Task to complete :: Provide an exact repetition of every entry, with no word altered.

Records provided ::
= Beginning of Section =
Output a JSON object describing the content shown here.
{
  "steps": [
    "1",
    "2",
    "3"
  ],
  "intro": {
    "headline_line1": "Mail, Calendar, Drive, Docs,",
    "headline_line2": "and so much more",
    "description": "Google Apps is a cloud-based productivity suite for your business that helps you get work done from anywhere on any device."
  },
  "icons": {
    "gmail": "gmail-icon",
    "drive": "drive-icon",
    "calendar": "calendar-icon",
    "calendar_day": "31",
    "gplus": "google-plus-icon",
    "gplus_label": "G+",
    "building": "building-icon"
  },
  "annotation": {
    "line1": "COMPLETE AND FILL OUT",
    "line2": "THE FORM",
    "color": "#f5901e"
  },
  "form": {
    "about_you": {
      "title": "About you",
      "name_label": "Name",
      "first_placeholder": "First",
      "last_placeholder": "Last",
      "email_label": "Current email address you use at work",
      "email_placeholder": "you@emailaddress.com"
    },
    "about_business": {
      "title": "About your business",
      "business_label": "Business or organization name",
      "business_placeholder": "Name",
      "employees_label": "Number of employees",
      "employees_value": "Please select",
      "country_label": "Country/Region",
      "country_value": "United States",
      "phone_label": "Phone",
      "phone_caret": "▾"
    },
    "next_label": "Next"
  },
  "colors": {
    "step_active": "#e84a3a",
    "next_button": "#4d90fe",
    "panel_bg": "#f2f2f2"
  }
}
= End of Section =
Answer box ::
Output a JSON object describing the content shown here.
{
  "steps": [
    "1",
    "2",
    "3"
  ],
  "intro": {
    "headline_line1": "Mail, Calendar, Drive, Docs,",
    "headline_line2": "and so much more",
    "description": "Google Apps is a cloud-based productivity suite for your business that helps you get work done from anywhere on any device."
  },
  "icons": {
    "gmail": "gmail-icon",
    "drive": "drive-icon",
    "calendar": "calendar-icon",
    "calendar_day": "31",
    "gplus": "google-plus-icon",
    "gplus_label": "G+",
    "building": "building-icon"
  },
  "annotation": {
    "line1": "COMPLETE AND FILL OUT",
    "line2": "THE FORM",
    "color": "#f5901e"
  },
  "form": {
    "about_you": {
      "title": "About you",
      "name_label": "Name",
      "first_placeholder": "First",
      "last_placeholder": "Last",
      "email_label": "Current email address you use at work",
      "email_placeholder": "you@emailaddress.com"
    },
    "about_business": {
      "title": "About your business",
      "business_label": "Business or organization name",
      "business_placeholder": "Name",
      "employees_label": "Number of employees",
      "employees_value": "Please select",
      "country_label": "Country/Region",
      "country_value": "United States",
      "phone_label": "Phone",
      "phone_caret": "▾"
    },
    "next_label": "Next"
  },
  "colors": {
    "step_active": "#e84a3a",
    "next_button": "#4d90fe",
    "panel_bg": "#f2f2f2"
  }
}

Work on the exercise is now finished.